Data supplied below:
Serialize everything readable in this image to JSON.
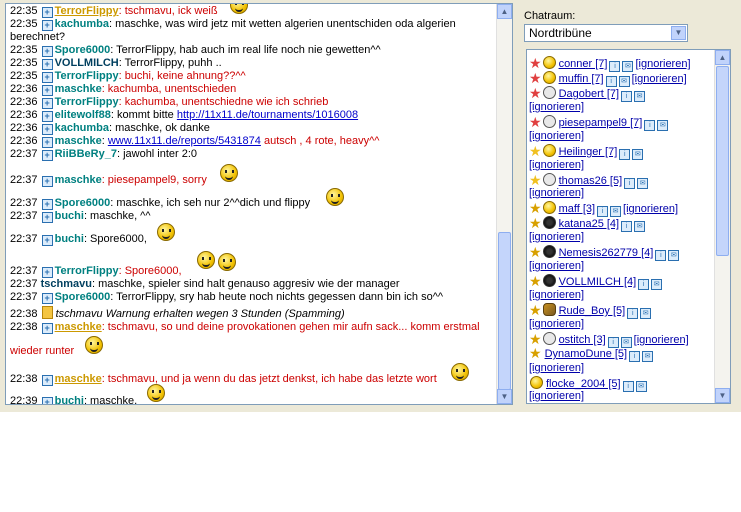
{
  "chat": {
    "lines": [
      {
        "time": "22:35",
        "nick": "TerrorFlippy",
        "text": ": tschmavu, ick weiß"
      },
      {
        "time": "22:35",
        "nick": "kachumba",
        "text": ": maschke, was wird jetz mit wetten algerien unentschiden oda algerien"
      },
      {
        "text": "berechnet?"
      },
      {
        "time": "22:35",
        "nick": "Spore6000",
        "text": ": TerrorFlippy, hab auch im real life noch nie gewetten^^"
      },
      {
        "time": "22:35",
        "nick": "VOLLMILCH",
        "text": ": TerrorFlippy, puhh .."
      },
      {
        "time": "22:35",
        "nick": "TerrorFlippy",
        "text": ": buchi, keine ahnung??^^"
      },
      {
        "time": "22:36",
        "nick": "maschke",
        "text": ": kachumba, unentschieden"
      },
      {
        "time": "22:36",
        "nick": "TerrorFlippy",
        "text": ": kachumba, unentschiedne wie ich schrieb"
      },
      {
        "time": "22:36",
        "nick": "elitewolf88",
        "text": ": kommt bitte ",
        "link": "http://11x11.de/tournaments/1016008"
      },
      {
        "time": "22:36",
        "nick": "kachumba",
        "text": ": maschke, ok danke"
      },
      {
        "time": "22:36",
        "nick": "maschke",
        "text": ": ",
        "link": "www.11x11.de/reports/5431874",
        "text2": " autsch , 4 rote, heavy^^"
      },
      {
        "time": "22:37",
        "nick": "RiiBBeRy_7",
        "text": ": jawohl inter 2:0"
      },
      {
        "time": "22:37",
        "nick": "maschke",
        "text": ": piesepampel9, sorry"
      },
      {
        "time": "22:37",
        "nick": "Spore6000",
        "text": ": maschke, ich seh nur 2^^dich und flippy"
      },
      {
        "time": "22:37",
        "nick": "buchi",
        "text": ": maschke, ^^"
      },
      {
        "time": "22:37",
        "nick": "buchi",
        "text": ": Spore6000,"
      },
      {
        "time": "22:37",
        "nick": "TerrorFlippy",
        "text": ": Spore6000,"
      },
      {
        "time": "22:37",
        "nick": "tschmavu",
        "text": ": maschke, spieler sind halt genauso aggresiv wie der manager"
      },
      {
        "time": "22:37",
        "nick": "Spore6000",
        "text": ": TerrorFlippy, sry hab heute noch nichts gegessen dann bin ich so^^"
      },
      {
        "time": "22:38",
        "text": "tschmavu Warnung erhalten wegen 3 Stunden (Spamming)"
      },
      {
        "time": "22:38",
        "nick": "maschke",
        "text": ": tschmavu, so und deine provokationen gehen mir aufn sack... komm erstmal"
      },
      {
        "text": "wieder runter"
      },
      {
        "time": "22:38",
        "nick": "maschke",
        "text": ": tschmavu, und ja wenn du das jetzt denkst, ich habe das letzte wort"
      },
      {
        "time": "22:39",
        "nick": "buchi",
        "text": ": maschke,"
      }
    ]
  },
  "room": {
    "label": "Chatraum:",
    "selected": "Nordtribüne"
  },
  "users": [
    {
      "name": "conner [7]",
      "ignore": "[ignorieren]"
    },
    {
      "name": "muffin [7]",
      "ignore": "[ignorieren]"
    },
    {
      "name": "Dagobert [7]",
      "ignore": "[ignorieren]"
    },
    {
      "name": "piesepampel9 [7]",
      "ignore": "[ignorieren]"
    },
    {
      "name": "Heilinger [7]",
      "ignore": "[ignorieren]"
    },
    {
      "name": "thomas26 [5]",
      "ignore": "[ignorieren]"
    },
    {
      "name": "maff [3]",
      "ignore": "[ignorieren]"
    },
    {
      "name": "katana25 [4]",
      "ignore": "[ignorieren]"
    },
    {
      "name": "Nemesis262779 [4]",
      "ignore": "[ignorieren]"
    },
    {
      "name": "VOLLMILCH [4]",
      "ignore": "[ignorieren]"
    },
    {
      "name": "Rude_Boy [5]",
      "ignore": "[ignorieren]"
    },
    {
      "name": "ostitch [3]",
      "ignore": "[ignorieren]"
    },
    {
      "name": "DynamoDune [5]",
      "ignore": "[ignorieren]"
    },
    {
      "name": "flocke_2004 [5]",
      "ignore": "[ignorieren]"
    }
  ]
}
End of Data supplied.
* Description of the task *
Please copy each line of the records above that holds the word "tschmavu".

* Your solution *
        "text": ": tschmavu, ick weiß"
        "nick": "tschmavu",
        "text": "tschmavu Warnung erhalten wegen 3 Stunden (Spamming)"
        "text": ": tschmavu, so und deine provokationen gehen mir aufn sack... komm erstmal"
        "text": ": tschmavu, und ja wenn du das jetzt denkst, ich habe das letzte wort"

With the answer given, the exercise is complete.